I have read some disheartening posts before, that insinuated I "quit", change my mind about my career choice and path taken, and that is unfair. You and only you know what is right for you.
Those you of you that have open doors, however you have gained access, congratulations! Those of you that started as CNA/ACP's, worked in health-care in various forms, volunteered, and went the extra mile, that is absolutely awesome, and extremely smart. The aforementioned people who have networked, planned, gone above and beyond to further your odds, Those things are what I'm trying to impress on students. This is what takes for the majority of us to get a job after graduation. Some are lucky regardless, whatever works to get the job.
I am saying it is hard.
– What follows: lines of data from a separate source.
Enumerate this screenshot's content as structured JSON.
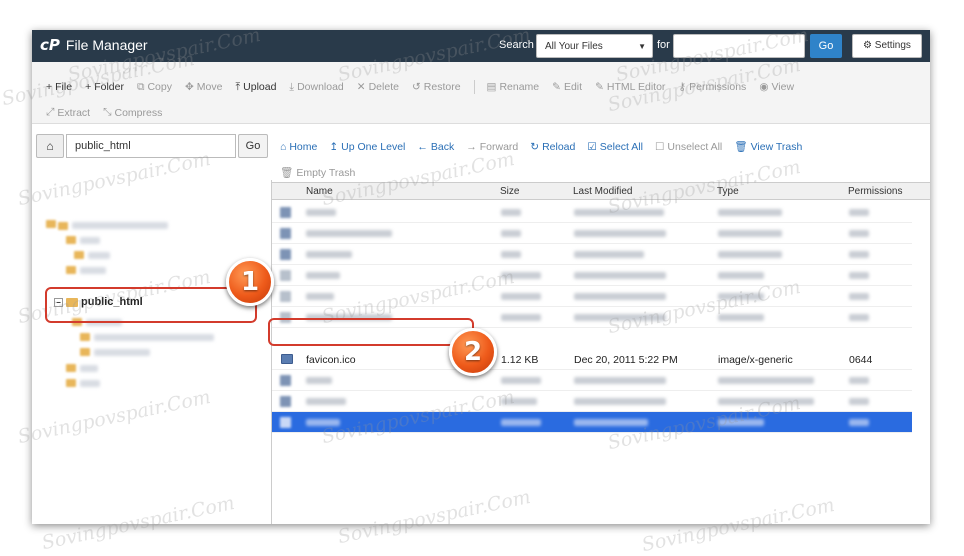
{
  "header": {
    "logo": "cP",
    "title": "File Manager",
    "search_label": "Search",
    "search_scope": "All Your Files",
    "for_label": "for",
    "search_value": "",
    "go_label": "Go",
    "settings_label": "Settings"
  },
  "toolbar": {
    "row1": [
      {
        "icon": "plus-icon",
        "glyph": "+",
        "label": "File",
        "enabled": true
      },
      {
        "icon": "plus-icon",
        "glyph": "+",
        "label": "Folder",
        "enabled": true
      },
      {
        "icon": "copy-icon",
        "glyph": "⧉",
        "label": "Copy",
        "enabled": false
      },
      {
        "icon": "move-icon",
        "glyph": "✥",
        "label": "Move",
        "enabled": false
      },
      {
        "icon": "upload-icon",
        "glyph": "⤒",
        "label": "Upload",
        "enabled": true
      },
      {
        "icon": "download-icon",
        "glyph": "⤓",
        "label": "Download",
        "enabled": false
      },
      {
        "icon": "delete-icon",
        "glyph": "✕",
        "label": "Delete",
        "enabled": false
      },
      {
        "icon": "restore-icon",
        "glyph": "↺",
        "label": "Restore",
        "enabled": false
      },
      {
        "icon": "rename-icon",
        "glyph": "▤",
        "label": "Rename",
        "enabled": false
      },
      {
        "icon": "edit-icon",
        "glyph": "✎",
        "label": "Edit",
        "enabled": false
      },
      {
        "icon": "html-editor-icon",
        "glyph": "✎",
        "label": "HTML Editor",
        "enabled": false
      },
      {
        "icon": "permissions-icon",
        "glyph": "⚷",
        "label": "Permissions",
        "enabled": false
      },
      {
        "icon": "view-icon",
        "glyph": "◉",
        "label": "View",
        "enabled": false
      }
    ],
    "row2": [
      {
        "icon": "extract-icon",
        "glyph": "⤢",
        "label": "Extract",
        "enabled": false
      },
      {
        "icon": "compress-icon",
        "glyph": "⤡",
        "label": "Compress",
        "enabled": false
      }
    ]
  },
  "path": {
    "value": "public_html",
    "go_label": "Go"
  },
  "nav": [
    {
      "icon": "home-icon",
      "glyph": "⌂",
      "label": "Home",
      "enabled": true
    },
    {
      "icon": "up-level-icon",
      "glyph": "↥",
      "label": "Up One Level",
      "enabled": true
    },
    {
      "icon": "back-icon",
      "glyph": "←",
      "label": "Back",
      "enabled": true
    },
    {
      "icon": "forward-icon",
      "glyph": "→",
      "label": "Forward",
      "enabled": false
    },
    {
      "icon": "reload-icon",
      "glyph": "↻",
      "label": "Reload",
      "enabled": true
    },
    {
      "icon": "select-all-icon",
      "glyph": "☑",
      "label": "Select All",
      "enabled": true
    },
    {
      "icon": "unselect-all-icon",
      "glyph": "☐",
      "label": "Unselect All",
      "enabled": false
    },
    {
      "icon": "trash-icon",
      "glyph": "🗑",
      "label": "View Trash",
      "enabled": true
    }
  ],
  "empty_trash": {
    "glyph": "🗑",
    "label": "Empty Trash"
  },
  "tree": {
    "selected_label": "public_html"
  },
  "table": {
    "columns": [
      "Name",
      "Size",
      "Last Modified",
      "Type",
      "Permissions"
    ],
    "focus_row": {
      "name": "favicon.ico",
      "size": "1.12 KB",
      "modified": "Dec 20, 2011 5:22 PM",
      "type": "image/x-generic",
      "perms": "0644"
    }
  },
  "watermark": "Sovingpovspair.Com",
  "callouts": {
    "one": "1",
    "two": "2"
  },
  "colors": {
    "topbar": "#293a4a",
    "accent": "#2f83c9",
    "selection": "#2a6be0",
    "badge": "#ee5a1a",
    "callout_ring": "#d33b2c"
  }
}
My teachers, other educations, lay people, hospital employees not working as ACP/CNA, nurses, or in HR, are often times shocked to find out how long, how difficult getting a new job as graduate can be. Also, one of things that gave me hope when I felt discouraged (when reading realistic posts, or during the difficult process of trying to get interviews) was knowing that if it is hard for me to get a job in a field that is still growing/will continue to grow, I can only imagine the difficulty faced by graduates that obtained degrees for other fields with even more bleak prospects.
So, no it wasn't handed to me or most others like it was some years ago, but yes gaining employment, practicing as a nurse is without a doubt possible.
While I don't expect to start a revolution, or change a persons ways, I only hope to lesson someone from being blindsided and hopefully give opportunity prepare. If is my belief that I am wrong to assume that because I know, they know, or because everyone knows, they know. This is my personal belief and I hope to incorporate it into my nursing practice.
Thank you everyone.
- 1Nov 5, '12 by lilaroxQuote from Future_Chief_CRNAIt seems that it varies from both state to state, and location in the state. It seems that in most states, the populated areas, areas with a few/many nursing schools are having the most difficulty getting a job. In my state, there are areas, mostly rural, where jobs are easily obtained, IF you are able to relocate. Just reading these boards has lead me to believe that CA, FL, NY are some of the hardest states right now. This is, of course, JMO. Goodluck!thanks for the post and the warning!!! gahh i have 2.5 years and i'm hoping that the economic climate will change. I wonder if this varies from state to state or if this the general process for new grads?
any insider tips from new grads/hires is always appreciate!
- 0Nov 5, '12 by PRICHARILLAisMISSEDThanks for the wake up call, lilarox! I was under the (apparently, naive) impression that it would not be difficult to obtain a nurse position after graduation. Every article I read speaks of the shortage in nursing, as well as its growth expected to be among the fastest of all occupations. Oh well, hopefully it will be better when I graduate. Thanks again for taking the time to create this post
Hopefully you will keep posting on your first day, week, month ect of actually working in the field. No pressure
- 0Nov 6, '12 by ImKosherI do have to say that the nursing jobs may not be in your area, you may need to move and venture out of your nest. It drives me crazy when I see a bunch of people complaining about no jobs, but they chose not to leave the area. So tell me, you say there are no jobs, but your from the North eastern area with a much larger population? How about moving down south where my local hospital has 65 postings for RNs along with 10 other hospitals in this area? You need to be willing to leave your nest and move to the job. What did the immigrants do during the industrial revolution? Oh, did they complain that they're are no jobs and sat at home waiting for the job to come to them?